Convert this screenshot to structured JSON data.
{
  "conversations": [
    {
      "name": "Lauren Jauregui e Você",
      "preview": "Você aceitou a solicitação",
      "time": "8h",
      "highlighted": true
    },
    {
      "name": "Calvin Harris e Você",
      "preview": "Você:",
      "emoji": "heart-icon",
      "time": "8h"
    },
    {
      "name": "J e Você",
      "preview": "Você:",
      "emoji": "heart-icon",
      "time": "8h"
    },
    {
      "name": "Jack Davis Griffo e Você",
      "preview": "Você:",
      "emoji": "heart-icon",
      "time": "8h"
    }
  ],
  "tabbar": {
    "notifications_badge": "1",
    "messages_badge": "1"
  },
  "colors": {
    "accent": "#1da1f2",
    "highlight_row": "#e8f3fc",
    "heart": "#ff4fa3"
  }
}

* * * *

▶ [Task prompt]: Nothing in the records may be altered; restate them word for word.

▶ [Written response]:
Convert this screenshot to structured JSON data.
{
  "conversations": [
    {
      "name": "Lauren Jauregui e Você",
      "preview": "Você aceitou a solicitação",
      "time": "8h",
      "highlighted": true
    },
    {
      "name": "Calvin Harris e Você",
      "preview": "Você:",
      "emoji": "heart-icon",
      "time": "8h"
    },
    {
      "name": "J e Você",
      "preview": "Você:",
      "emoji": "heart-icon",
      "time": "8h"
    },
    {
      "name": "Jack Davis Griffo e Você",
      "preview": "Você:",
      "emoji": "heart-icon",
      "time": "8h"
    }
  ],
  "tabbar": {
    "notifications_badge": "1",
    "messages_badge": "1"
  },
  "colors": {
    "accent": "#1da1f2",
    "highlight_row": "#e8f3fc",
    "heart": "#ff4fa3"
  }
}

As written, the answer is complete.